Murray did not drop a set, beating the world number one 6-2, 6-1, 6-4, in a one-sided encounter which showed the world Murray is capable of beating the big guns on the big occasions.
It was revenge for the Scot who lost the Wimbledon final to the Swiss just a month earlier on the same court.
“It’s number one for me – the biggest win of my life,” said Murray., who took inspiration from team GB’s performance on the athletics field on Saturday night.
“I have had a lot of tough losses in my career and this is the best way to come back from the Wimbledon final.”
Murray had beaten world number two Novak Djokovic in straight sets in the semi-final and looks to be in imperious form entering the American hard-court season.
Many believe this could be the boost the Brit needs to win his first grand slam.
He will now prepare for the final major of the year – the US Open – and will enter with renewed confidence.
“I hope this will give me the confidence to go there and believe in myself a bit more than I have in the past,” said Murray, whose straight sets victory on Sunday was his first in five sets over Federer.
“Hopefully I can have a good run and give myself a shot at winning.
“I’ve had a lot of questions asked about me many times. I’m just glad I managed to put on a performance I’ve been waiting for.
“It was a huge match for me. It was a big match for Roger as well. I’m sure he would have wanted to win the gold – it’s one of the few things he hasn’t done in his singles career.
“To win today, in the way I did, makes those losses a little bit easier to take. It will help with the way I go into the [Grand Slam] matches and I hope it will make me a better player.”

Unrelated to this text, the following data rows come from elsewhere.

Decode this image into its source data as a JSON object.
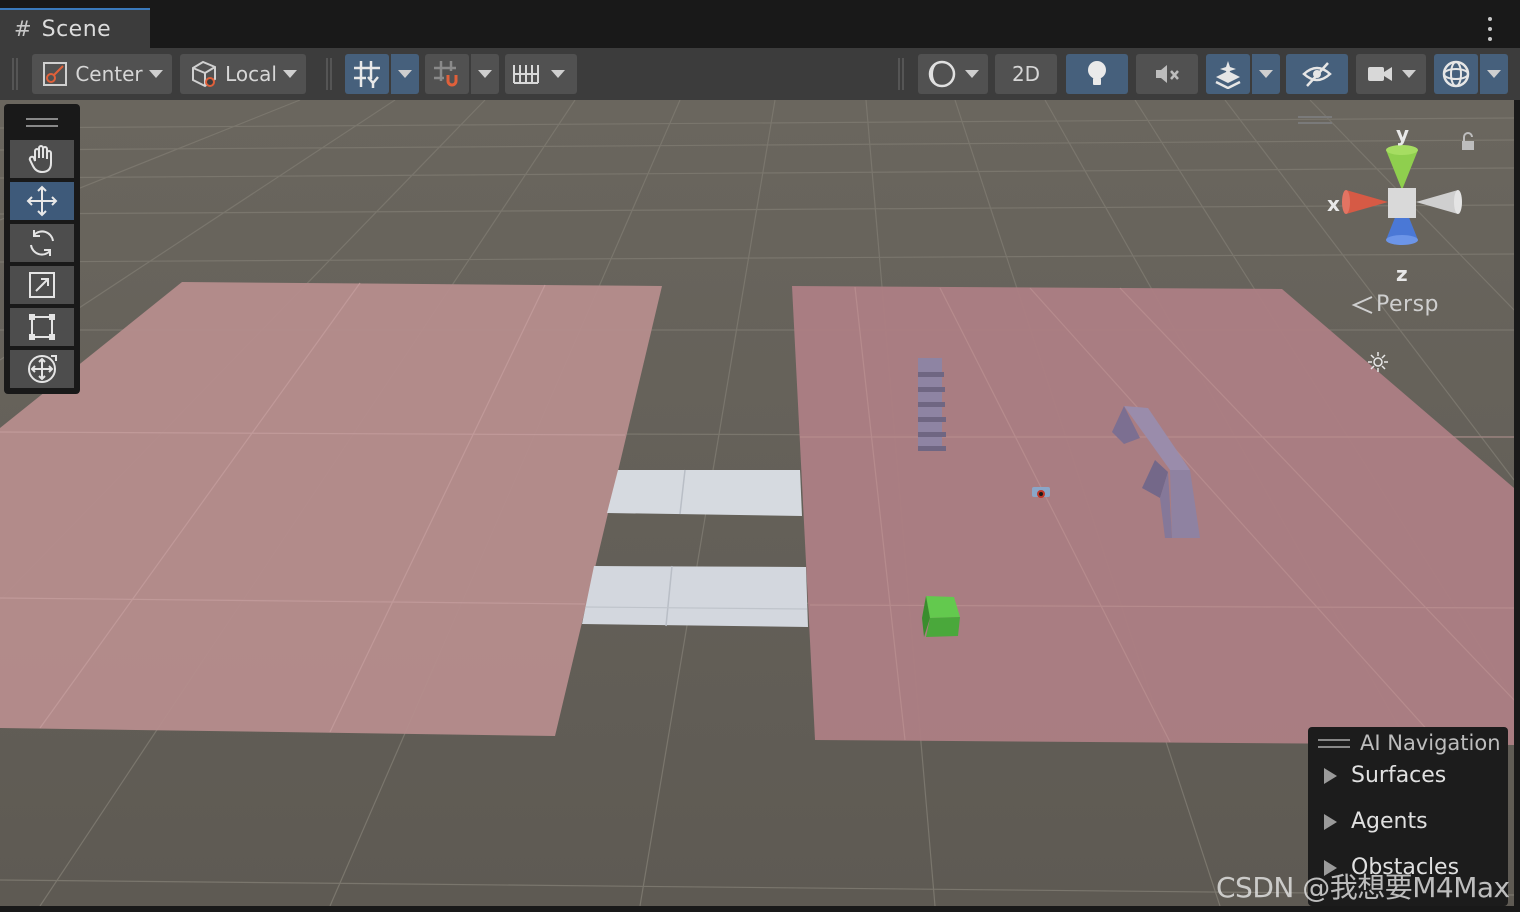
{
  "window": {
    "tab_title": "Scene",
    "tab_icon": "grid-hash-icon"
  },
  "toolbar": {
    "pivot_mode": "Center",
    "pivot_rotation": "Local",
    "toggle_2d": "2D",
    "icons": [
      "grid-snap-icon",
      "increment-snap-icon",
      "grid-ruler-icon",
      "shading-mode-icon",
      "lighting-icon",
      "audio-mute-icon",
      "effects-layers-icon",
      "visibility-hidden-icon",
      "camera-icon",
      "gizmos-icon"
    ]
  },
  "tools": {
    "items": [
      "hand-tool",
      "move-tool",
      "rotate-tool",
      "scale-tool",
      "rect-tool",
      "transform-tool"
    ],
    "active": "move-tool"
  },
  "gizmo": {
    "y_label": "y",
    "x_label": "x",
    "z_label": "z",
    "projection": "Persp"
  },
  "ai_navigation": {
    "title": "AI Navigation",
    "items": [
      "Surfaces",
      "Agents",
      "Obstacles"
    ]
  },
  "watermark": "CSDN @我想要M4Max",
  "colors": {
    "ground": "#646058",
    "navmesh": "#b28a8c",
    "active_button": "#46607c",
    "cube": "#4fb53f"
  }
}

Murray went on to claim a silver medal in the mixed doubles with Laura Robson. They lost in the championship tiebreak to number one seeds Victoria Azerenka and Max Mirnyi.